#### Prompt
Please copy each line of the records below that holds the word "description".

[Start of Attachment]

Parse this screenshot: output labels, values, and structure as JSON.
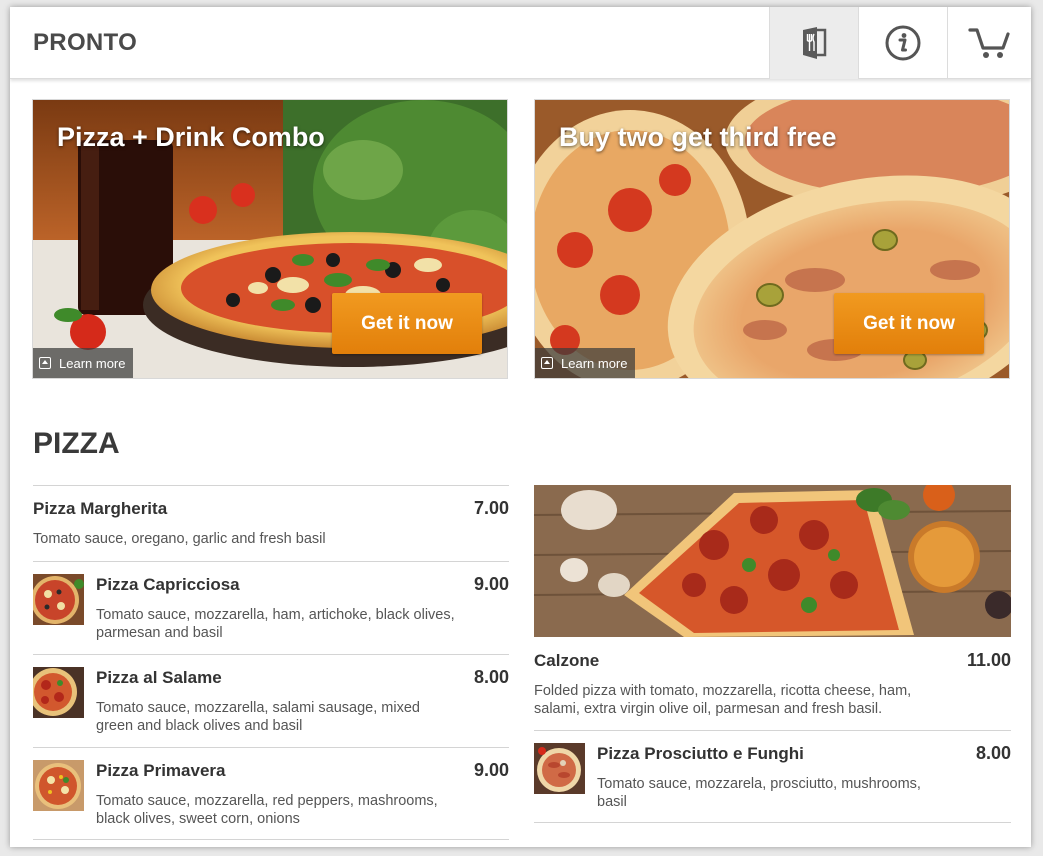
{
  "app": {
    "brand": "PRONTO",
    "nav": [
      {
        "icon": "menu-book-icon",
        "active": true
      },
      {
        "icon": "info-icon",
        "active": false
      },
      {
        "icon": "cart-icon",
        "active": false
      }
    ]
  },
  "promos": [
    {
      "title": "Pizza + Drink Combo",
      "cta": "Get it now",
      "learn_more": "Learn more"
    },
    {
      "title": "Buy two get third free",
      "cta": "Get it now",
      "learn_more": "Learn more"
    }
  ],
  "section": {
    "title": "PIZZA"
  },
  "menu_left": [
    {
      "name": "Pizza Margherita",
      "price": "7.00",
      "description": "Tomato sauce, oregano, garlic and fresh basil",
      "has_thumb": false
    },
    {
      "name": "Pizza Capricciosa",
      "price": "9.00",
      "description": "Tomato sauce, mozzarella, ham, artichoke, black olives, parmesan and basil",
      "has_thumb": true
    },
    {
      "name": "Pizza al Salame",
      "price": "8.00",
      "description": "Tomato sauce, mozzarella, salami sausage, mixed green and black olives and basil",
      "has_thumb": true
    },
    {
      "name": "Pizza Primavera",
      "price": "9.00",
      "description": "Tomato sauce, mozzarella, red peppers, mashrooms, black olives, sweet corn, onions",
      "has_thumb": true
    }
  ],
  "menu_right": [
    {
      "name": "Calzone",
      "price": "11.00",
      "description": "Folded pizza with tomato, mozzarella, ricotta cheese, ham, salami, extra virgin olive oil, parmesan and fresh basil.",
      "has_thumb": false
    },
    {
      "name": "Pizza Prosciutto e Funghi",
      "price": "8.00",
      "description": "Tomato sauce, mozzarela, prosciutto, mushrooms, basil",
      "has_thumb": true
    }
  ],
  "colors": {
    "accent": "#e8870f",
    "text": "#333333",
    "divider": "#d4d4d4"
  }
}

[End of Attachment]
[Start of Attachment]

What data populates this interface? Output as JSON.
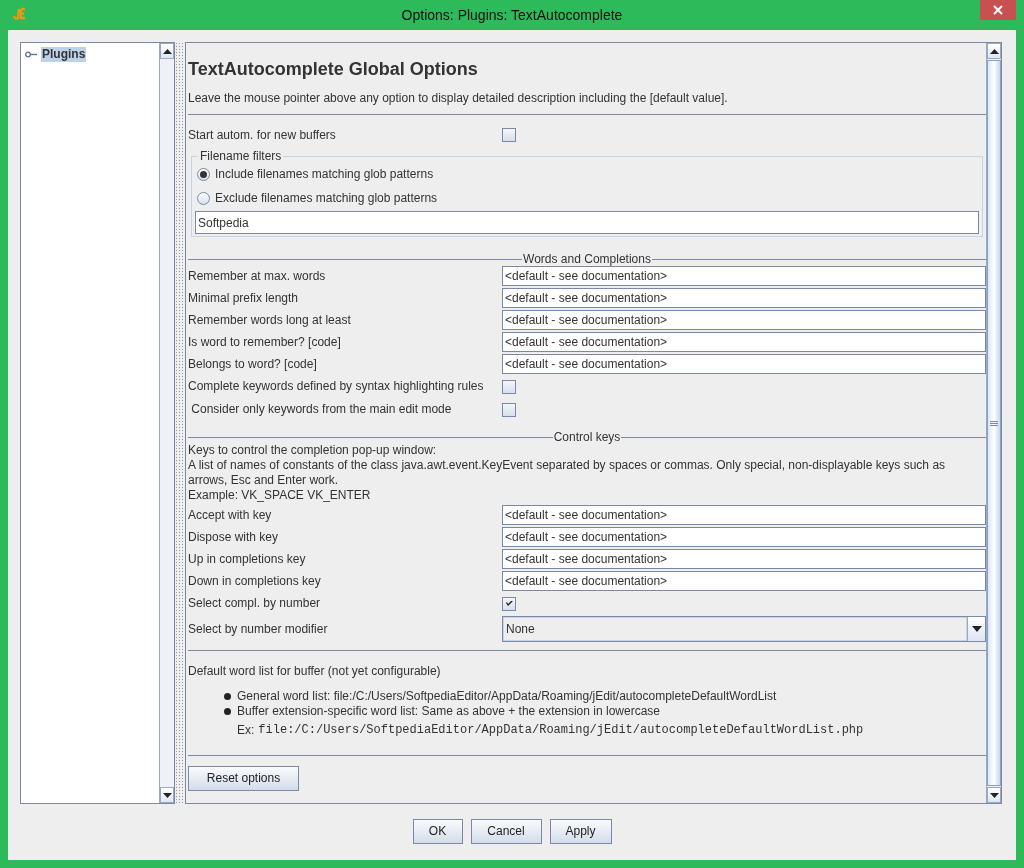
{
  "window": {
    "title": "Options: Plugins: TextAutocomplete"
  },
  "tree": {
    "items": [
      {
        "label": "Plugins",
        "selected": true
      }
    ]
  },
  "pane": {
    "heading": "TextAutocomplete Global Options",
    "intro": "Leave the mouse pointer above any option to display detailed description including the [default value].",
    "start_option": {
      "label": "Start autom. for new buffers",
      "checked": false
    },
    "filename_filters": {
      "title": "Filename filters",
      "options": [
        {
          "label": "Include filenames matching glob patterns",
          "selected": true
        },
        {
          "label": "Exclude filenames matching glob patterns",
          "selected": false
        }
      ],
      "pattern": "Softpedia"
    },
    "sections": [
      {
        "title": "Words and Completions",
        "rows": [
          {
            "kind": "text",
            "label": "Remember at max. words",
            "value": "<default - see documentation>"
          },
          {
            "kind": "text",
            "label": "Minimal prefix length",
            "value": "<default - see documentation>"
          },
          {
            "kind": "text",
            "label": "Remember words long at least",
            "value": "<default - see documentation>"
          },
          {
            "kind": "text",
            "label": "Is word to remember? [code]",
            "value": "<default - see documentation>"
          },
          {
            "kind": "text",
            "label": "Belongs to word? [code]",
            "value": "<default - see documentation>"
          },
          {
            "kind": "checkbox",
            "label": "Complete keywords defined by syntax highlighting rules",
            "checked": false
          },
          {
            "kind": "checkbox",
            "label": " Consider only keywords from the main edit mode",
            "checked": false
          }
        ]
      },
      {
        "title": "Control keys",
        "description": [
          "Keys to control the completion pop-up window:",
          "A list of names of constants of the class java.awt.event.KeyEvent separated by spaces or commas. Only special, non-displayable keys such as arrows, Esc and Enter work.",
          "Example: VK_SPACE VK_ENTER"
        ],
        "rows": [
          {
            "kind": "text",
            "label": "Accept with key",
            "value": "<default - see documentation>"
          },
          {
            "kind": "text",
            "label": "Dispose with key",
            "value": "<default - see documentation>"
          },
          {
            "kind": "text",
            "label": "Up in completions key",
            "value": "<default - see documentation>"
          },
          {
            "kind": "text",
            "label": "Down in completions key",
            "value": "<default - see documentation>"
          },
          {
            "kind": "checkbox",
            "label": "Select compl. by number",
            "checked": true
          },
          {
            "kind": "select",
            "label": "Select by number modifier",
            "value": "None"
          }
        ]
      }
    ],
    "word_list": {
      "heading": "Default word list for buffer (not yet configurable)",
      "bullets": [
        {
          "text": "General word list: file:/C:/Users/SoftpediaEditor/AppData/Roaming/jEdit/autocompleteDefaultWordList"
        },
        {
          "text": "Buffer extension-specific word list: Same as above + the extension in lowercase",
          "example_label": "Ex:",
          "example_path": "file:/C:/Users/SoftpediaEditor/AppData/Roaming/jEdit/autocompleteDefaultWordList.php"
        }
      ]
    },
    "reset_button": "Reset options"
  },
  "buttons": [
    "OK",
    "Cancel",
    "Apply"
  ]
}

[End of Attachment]

#### Exercise result
      "description": "Tomato sauce, oregano, garlic and fresh basil",
      "description": "Tomato sauce, mozzarella, ham, artichoke, black olives, parmesan and basil",
      "description": "Tomato sauce, mozzarella, salami sausage, mixed green and black olives and basil",
      "description": "Tomato sauce, mozzarella, red peppers, mashrooms, black olives, sweet corn, onions",
      "description": "Folded pizza with tomato, mozzarella, ricotta cheese, ham, salami, extra virgin olive oil, parmesan and fresh basil.",
      "description": "Tomato sauce, mozzarela, prosciutto, mushrooms, basil",
    "intro": "Leave the mouse pointer above any option to display detailed description including the [default value].",
        "description": [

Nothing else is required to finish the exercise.